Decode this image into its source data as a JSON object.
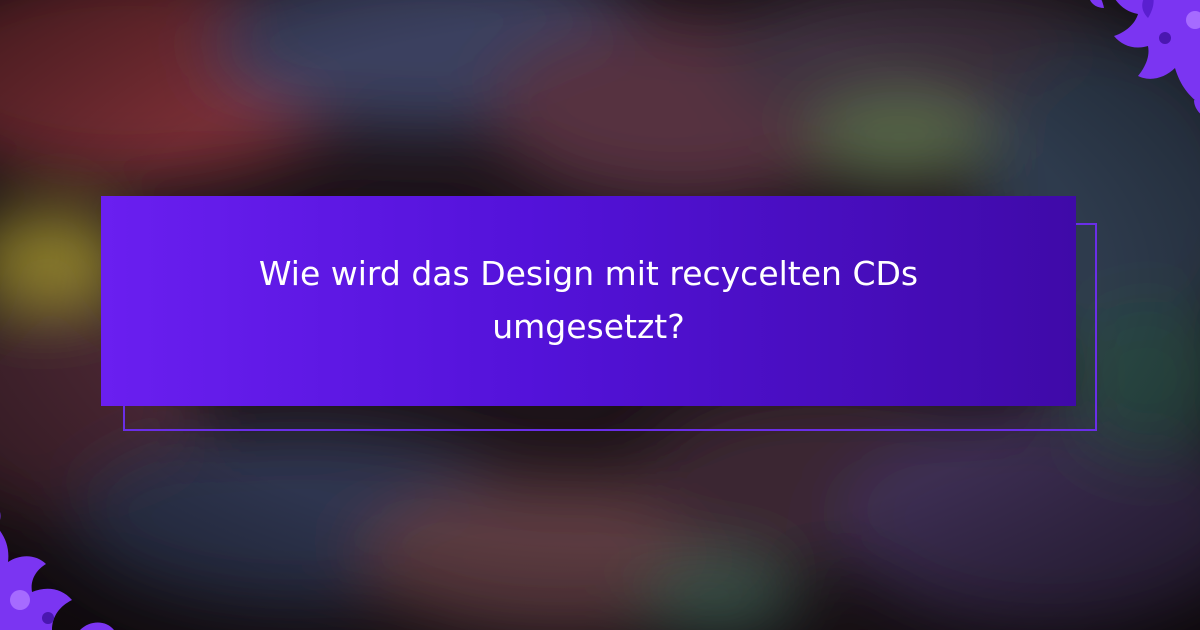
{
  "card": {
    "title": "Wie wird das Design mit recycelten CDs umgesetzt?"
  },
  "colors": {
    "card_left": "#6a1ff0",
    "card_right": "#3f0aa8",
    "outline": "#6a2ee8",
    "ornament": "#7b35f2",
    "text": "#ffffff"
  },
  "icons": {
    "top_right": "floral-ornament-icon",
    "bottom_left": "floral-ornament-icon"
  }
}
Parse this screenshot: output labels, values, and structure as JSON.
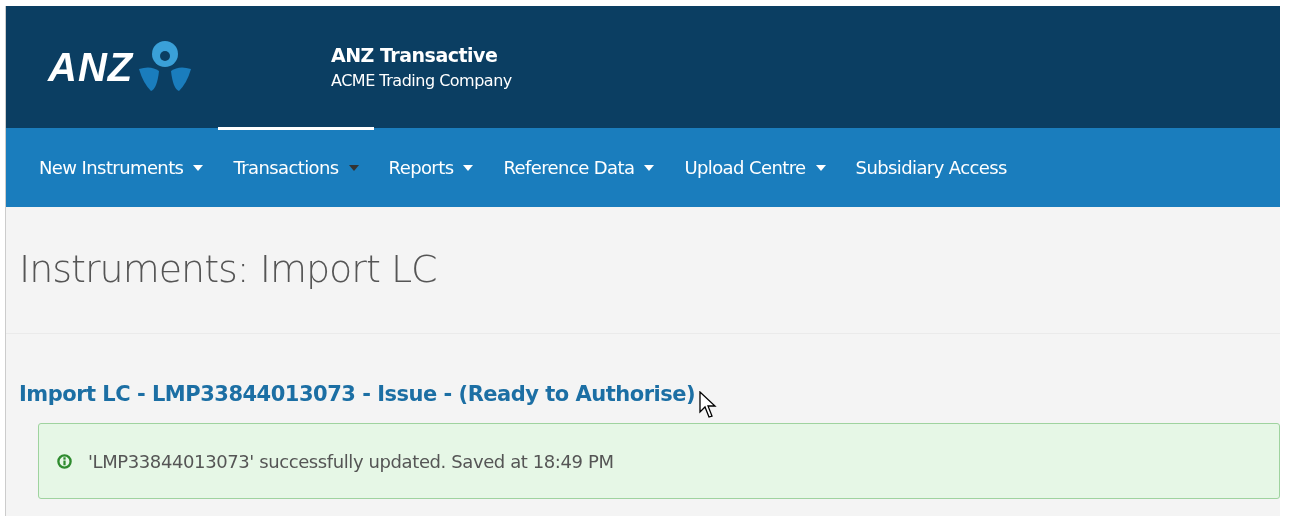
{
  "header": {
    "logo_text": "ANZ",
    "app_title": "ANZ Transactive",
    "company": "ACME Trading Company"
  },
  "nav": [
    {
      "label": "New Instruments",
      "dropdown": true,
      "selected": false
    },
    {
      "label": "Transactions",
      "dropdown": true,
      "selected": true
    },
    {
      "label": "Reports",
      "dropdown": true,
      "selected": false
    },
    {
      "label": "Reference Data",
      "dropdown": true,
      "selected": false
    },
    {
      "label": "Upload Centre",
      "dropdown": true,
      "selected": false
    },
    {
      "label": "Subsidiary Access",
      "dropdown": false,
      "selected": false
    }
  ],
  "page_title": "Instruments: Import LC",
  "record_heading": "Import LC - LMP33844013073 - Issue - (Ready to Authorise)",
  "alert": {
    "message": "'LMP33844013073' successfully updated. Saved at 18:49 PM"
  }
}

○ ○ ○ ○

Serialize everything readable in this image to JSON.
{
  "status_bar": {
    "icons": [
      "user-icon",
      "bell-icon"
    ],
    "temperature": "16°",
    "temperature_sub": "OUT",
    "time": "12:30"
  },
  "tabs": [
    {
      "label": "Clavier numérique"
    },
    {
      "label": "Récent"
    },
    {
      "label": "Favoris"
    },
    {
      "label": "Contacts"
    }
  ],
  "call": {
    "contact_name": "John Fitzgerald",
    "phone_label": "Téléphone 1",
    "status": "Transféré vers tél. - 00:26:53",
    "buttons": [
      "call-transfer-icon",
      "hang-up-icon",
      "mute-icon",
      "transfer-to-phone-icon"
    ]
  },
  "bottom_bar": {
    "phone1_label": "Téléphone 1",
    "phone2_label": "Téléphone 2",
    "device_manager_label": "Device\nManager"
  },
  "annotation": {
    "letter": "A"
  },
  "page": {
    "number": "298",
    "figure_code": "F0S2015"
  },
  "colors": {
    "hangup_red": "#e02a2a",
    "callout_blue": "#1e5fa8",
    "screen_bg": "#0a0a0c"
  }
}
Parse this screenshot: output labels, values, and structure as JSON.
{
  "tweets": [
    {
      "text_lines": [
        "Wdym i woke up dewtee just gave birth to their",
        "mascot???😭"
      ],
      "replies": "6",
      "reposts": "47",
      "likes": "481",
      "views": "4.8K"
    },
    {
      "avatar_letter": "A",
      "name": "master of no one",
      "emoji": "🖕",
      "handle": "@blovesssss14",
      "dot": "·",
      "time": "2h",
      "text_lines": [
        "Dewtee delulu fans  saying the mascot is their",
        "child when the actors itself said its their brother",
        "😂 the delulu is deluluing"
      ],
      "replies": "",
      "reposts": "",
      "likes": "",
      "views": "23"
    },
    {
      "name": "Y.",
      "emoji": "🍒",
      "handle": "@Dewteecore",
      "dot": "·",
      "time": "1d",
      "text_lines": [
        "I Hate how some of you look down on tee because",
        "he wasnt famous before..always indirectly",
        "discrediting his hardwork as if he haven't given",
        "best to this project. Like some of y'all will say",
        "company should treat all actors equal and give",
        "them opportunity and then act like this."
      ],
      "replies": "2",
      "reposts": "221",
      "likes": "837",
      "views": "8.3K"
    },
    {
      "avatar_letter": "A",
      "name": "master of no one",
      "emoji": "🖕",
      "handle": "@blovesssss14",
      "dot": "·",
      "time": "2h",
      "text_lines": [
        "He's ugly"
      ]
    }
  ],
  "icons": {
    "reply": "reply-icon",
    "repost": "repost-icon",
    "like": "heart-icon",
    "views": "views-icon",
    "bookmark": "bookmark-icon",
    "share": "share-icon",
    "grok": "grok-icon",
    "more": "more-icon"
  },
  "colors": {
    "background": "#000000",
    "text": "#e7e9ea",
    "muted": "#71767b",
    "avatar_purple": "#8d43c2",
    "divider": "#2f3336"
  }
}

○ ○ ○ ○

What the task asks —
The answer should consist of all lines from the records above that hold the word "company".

Written response —
    "company": "ACME Trading Company"
        "company should treat all actors equal and give",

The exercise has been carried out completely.